Cable Technology Feature Article
Comcast Turns Xfinity Modems into Neighborhood Wi-Fi Hotspots
By Shawn Hebert, TMCnet Contributing Writer
Comcast (News - Alert) revealed on Monday plans to install more neighborhood Wi-Fi hotspots in its service markets by providing customers an additional signal in their home that is completely separate from their existing Wi-Fi connection. The new signal will be broadcast publicly and will allow Comcast to crowdsource its Xfinity hotspot network.
The service is being dubbed Xfinitywifi, which actually began rolling out earlier this year when it was made available to a limited amount of customers in New Jersey and Pennsylvania as part of a testing phase.

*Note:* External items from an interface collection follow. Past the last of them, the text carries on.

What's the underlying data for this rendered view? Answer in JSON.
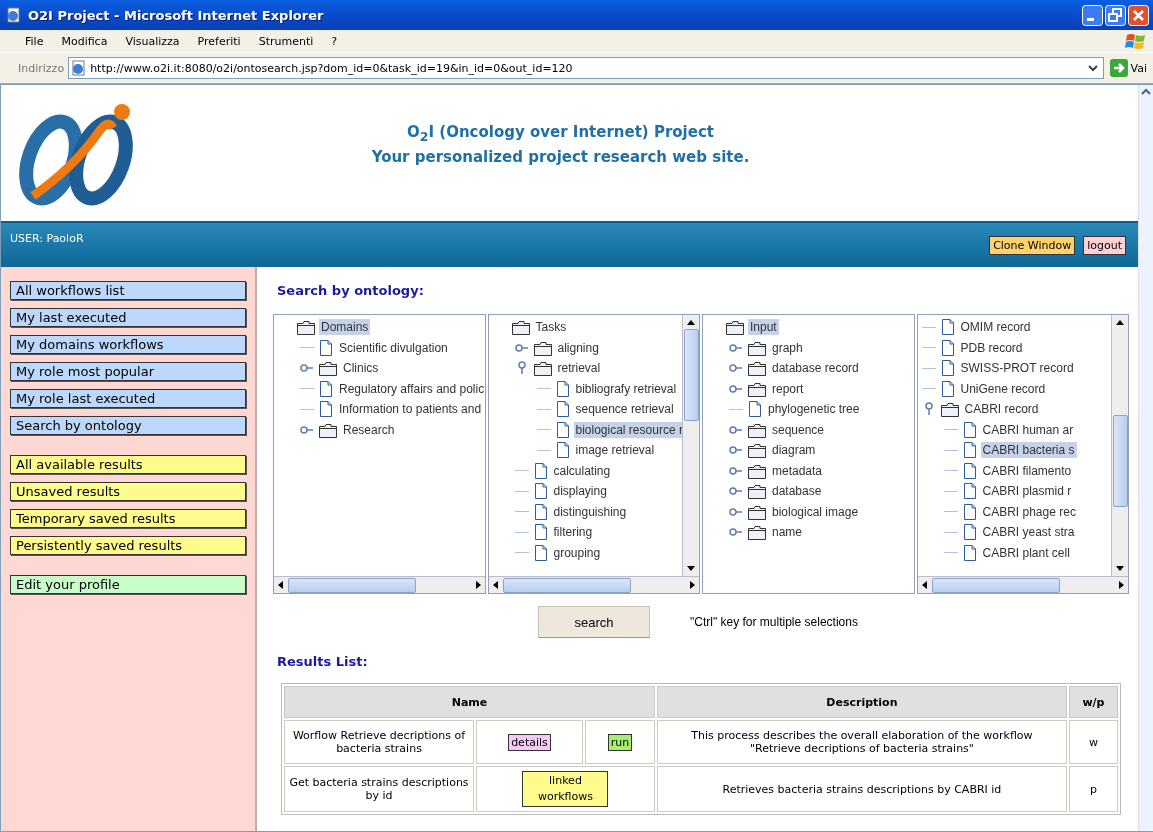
{
  "window": {
    "title": "O2I Project - Microsoft Internet Explorer"
  },
  "menu": [
    "File",
    "Modifica",
    "Visualizza",
    "Preferiti",
    "Strumenti",
    "?"
  ],
  "address_bar": {
    "label": "Indirizzo",
    "url": "http://www.o2i.it:8080/o2i/ontosearch.jsp?dom_id=0&task_id=19&in_id=0&out_id=120",
    "go": "Vai"
  },
  "header": {
    "title": "O$_{2}$I (Oncology over Internet) Project",
    "subtitle": "Your personalized project research web site."
  },
  "user_bar": {
    "user": "USER: PaoloR",
    "buttons": [
      {
        "label": "Clone Window",
        "kind": "clone"
      },
      {
        "label": "logout",
        "kind": "logout"
      }
    ]
  },
  "sidebar": {
    "groups": [
      {
        "kind": "workflows",
        "items": [
          "All workflows list",
          "My last executed",
          "My domains workflows",
          "My role most popular",
          "My role last executed",
          "Search by ontology"
        ]
      },
      {
        "kind": "results",
        "items": [
          "All available results",
          "Unsaved results",
          "Temporary saved results",
          "Persistently saved results"
        ]
      },
      {
        "kind": "profile",
        "items": [
          "Edit your profile"
        ]
      }
    ]
  },
  "search": {
    "heading": "Search by ontology:",
    "panels": [
      {
        "vscroll": false,
        "hscroll": true,
        "tree": [
          {
            "label": "Domains",
            "kind": "folder",
            "selected": true,
            "children": [
              {
                "label": "Scientific divulgation",
                "kind": "leaf",
                "selected": false
              },
              {
                "label": "Clinics",
                "kind": "folder",
                "expanded": false,
                "selected": false
              },
              {
                "label": "Regulatory affairs and polic",
                "kind": "leaf",
                "selected": false
              },
              {
                "label": "Information to patients and",
                "kind": "leaf",
                "selected": false
              },
              {
                "label": "Research",
                "kind": "folder",
                "expanded": false,
                "selected": false
              }
            ]
          }
        ]
      },
      {
        "vscroll": true,
        "hscroll": true,
        "tree": [
          {
            "label": "Tasks",
            "kind": "folder",
            "selected": false,
            "children": [
              {
                "label": "aligning",
                "kind": "folder",
                "expanded": false,
                "selected": false
              },
              {
                "label": "retrieval",
                "kind": "folder",
                "expanded": true,
                "selected": false,
                "children": [
                  {
                    "label": "bibliografy retrieval",
                    "kind": "leaf",
                    "selected": false
                  },
                  {
                    "label": "sequence retrieval",
                    "kind": "leaf",
                    "selected": false
                  },
                  {
                    "label": "biological resource r",
                    "kind": "leaf",
                    "selected": true
                  },
                  {
                    "label": "image retrieval",
                    "kind": "leaf",
                    "selected": false
                  }
                ]
              },
              {
                "label": "calculating",
                "kind": "leaf",
                "selected": false
              },
              {
                "label": "displaying",
                "kind": "leaf",
                "selected": false
              },
              {
                "label": "distinguishing",
                "kind": "leaf",
                "selected": false
              },
              {
                "label": "filtering",
                "kind": "leaf",
                "selected": false
              },
              {
                "label": "grouping",
                "kind": "leaf",
                "selected": false
              }
            ]
          }
        ]
      },
      {
        "vscroll": false,
        "hscroll": false,
        "tree": [
          {
            "label": "Input",
            "kind": "folder",
            "selected": true,
            "children": [
              {
                "label": "graph",
                "kind": "folder",
                "expanded": false,
                "selected": false
              },
              {
                "label": "database record",
                "kind": "folder",
                "expanded": false,
                "selected": false
              },
              {
                "label": "report",
                "kind": "folder",
                "expanded": false,
                "selected": false
              },
              {
                "label": "phylogenetic tree",
                "kind": "leaf",
                "selected": false
              },
              {
                "label": "sequence",
                "kind": "folder",
                "expanded": false,
                "selected": false
              },
              {
                "label": "diagram",
                "kind": "folder",
                "expanded": false,
                "selected": false
              },
              {
                "label": "metadata",
                "kind": "folder",
                "expanded": false,
                "selected": false
              },
              {
                "label": "database",
                "kind": "folder",
                "expanded": false,
                "selected": false
              },
              {
                "label": "biological image",
                "kind": "folder",
                "expanded": false,
                "selected": false
              },
              {
                "label": "name",
                "kind": "folder",
                "expanded": false,
                "selected": false
              }
            ]
          }
        ]
      },
      {
        "vscroll": true,
        "hscroll": true,
        "tree": [
          {
            "label": "OMIM record",
            "kind": "leaf",
            "selected": false
          },
          {
            "label": "PDB record",
            "kind": "leaf",
            "selected": false
          },
          {
            "label": "SWISS-PROT record",
            "kind": "leaf",
            "selected": false
          },
          {
            "label": "UniGene record",
            "kind": "leaf",
            "selected": false
          },
          {
            "label": "CABRI record",
            "kind": "folder",
            "expanded": true,
            "selected": false,
            "children": [
              {
                "label": "CABRI human ar",
                "kind": "leaf",
                "selected": false
              },
              {
                "label": "CABRI bacteria s",
                "kind": "leaf",
                "selected": true
              },
              {
                "label": "CABRI filamento",
                "kind": "leaf",
                "selected": false
              },
              {
                "label": "CABRI plasmid r",
                "kind": "leaf",
                "selected": false
              },
              {
                "label": "CABRI phage rec",
                "kind": "leaf",
                "selected": false
              },
              {
                "label": "CABRI yeast stra",
                "kind": "leaf",
                "selected": false
              },
              {
                "label": "CABRI plant cell",
                "kind": "leaf",
                "selected": false
              }
            ]
          }
        ]
      }
    ],
    "button": "search",
    "hint": "\"Ctrl\" key for multiple selections"
  },
  "results": {
    "heading": "Results List:",
    "columns": [
      "Name",
      "Description",
      "w/p"
    ],
    "rows": [
      {
        "name": "Worflow Retrieve decriptions of bacteria strains",
        "actions": [
          {
            "label": "details",
            "kind": "details"
          },
          {
            "label": "run",
            "kind": "run"
          }
        ],
        "description": "This process describes the overall elaboration of the workflow\n\"Retrieve decriptions of bacteria strains\"",
        "type": "w"
      },
      {
        "name": "Get bacteria strains descriptions by id",
        "actions": [
          {
            "label": "linked workflows",
            "kind": "linked"
          }
        ],
        "description": "Retrieves bacteria strains descriptions by CABRI id",
        "type": "p"
      }
    ]
  }
}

Since the home and hotspot networks are separate, customers don't have to worry about losing bandwidth to passersby.
Xfinitywifi will be made available to existing Comcast Internet customers free of charge, while non-customers will be limited to only two hours a month of free usage.
"Our broadband customers will continue to get the service that they are paying for," said Comcast Senior VP of Business Development Tom Nagel. "That was extremely important to us in designing this product."

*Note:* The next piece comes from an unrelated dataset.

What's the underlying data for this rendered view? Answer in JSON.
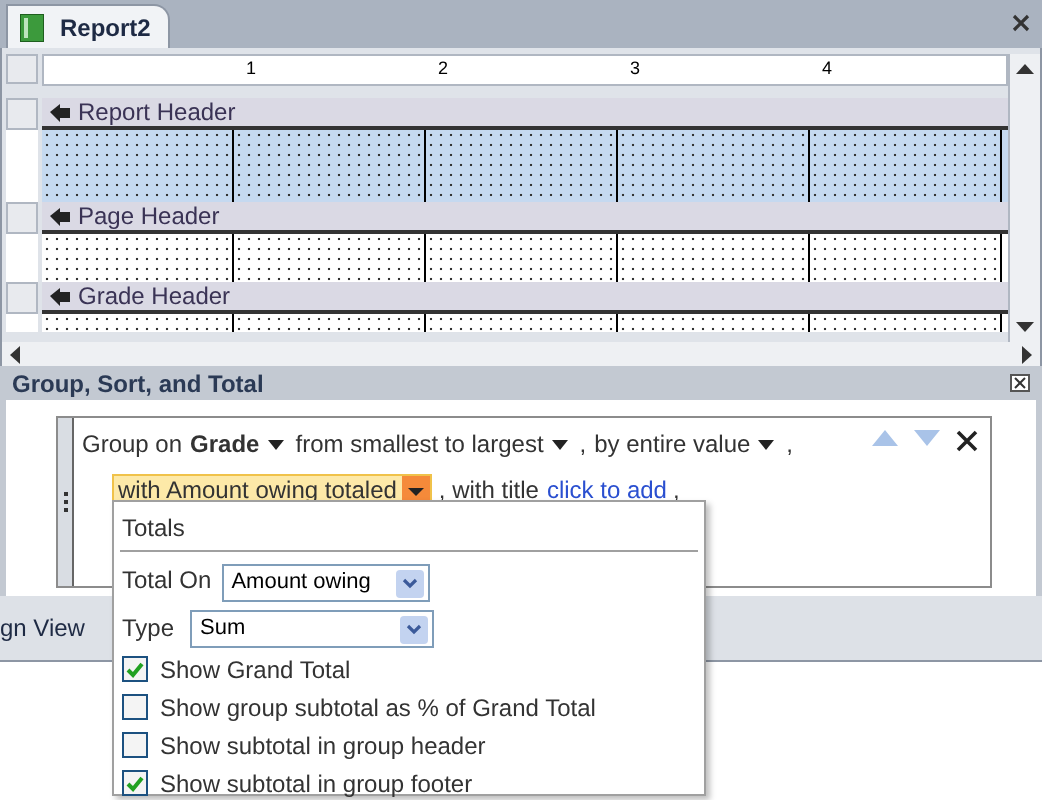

Since anyone with an existing home wireless network can set up guest access for visitors, Comcast Internet subscribers may wonder what the point of this new service is. The cable giant says the real benefit is when a subscriber is out of their home and happens to be near another Comcast subscriber's wireless gateway. The extension of the Xfinity Wi-Fi network will appear under the label “xfinitywifi” on a customer's portable device, allowing them to sign in and connect using their existing usernames and passwords.
Through a partnership with the CableWiFi Alliance, Comcast has a network of more than 150,000 hotspots in more than a dozen U.S. cities.
The new neighborhood hotspot announcement came from Comcast's opening presentation at the National Cable and Telecommunications Association's annual Cable Show, where Comcast also launched Xfinity Home Control, a new energy management service aimed at those who want services like video monitoring and remote access to lighting and thermostat controls, but do not want home security services.
Edited by Alisen Downey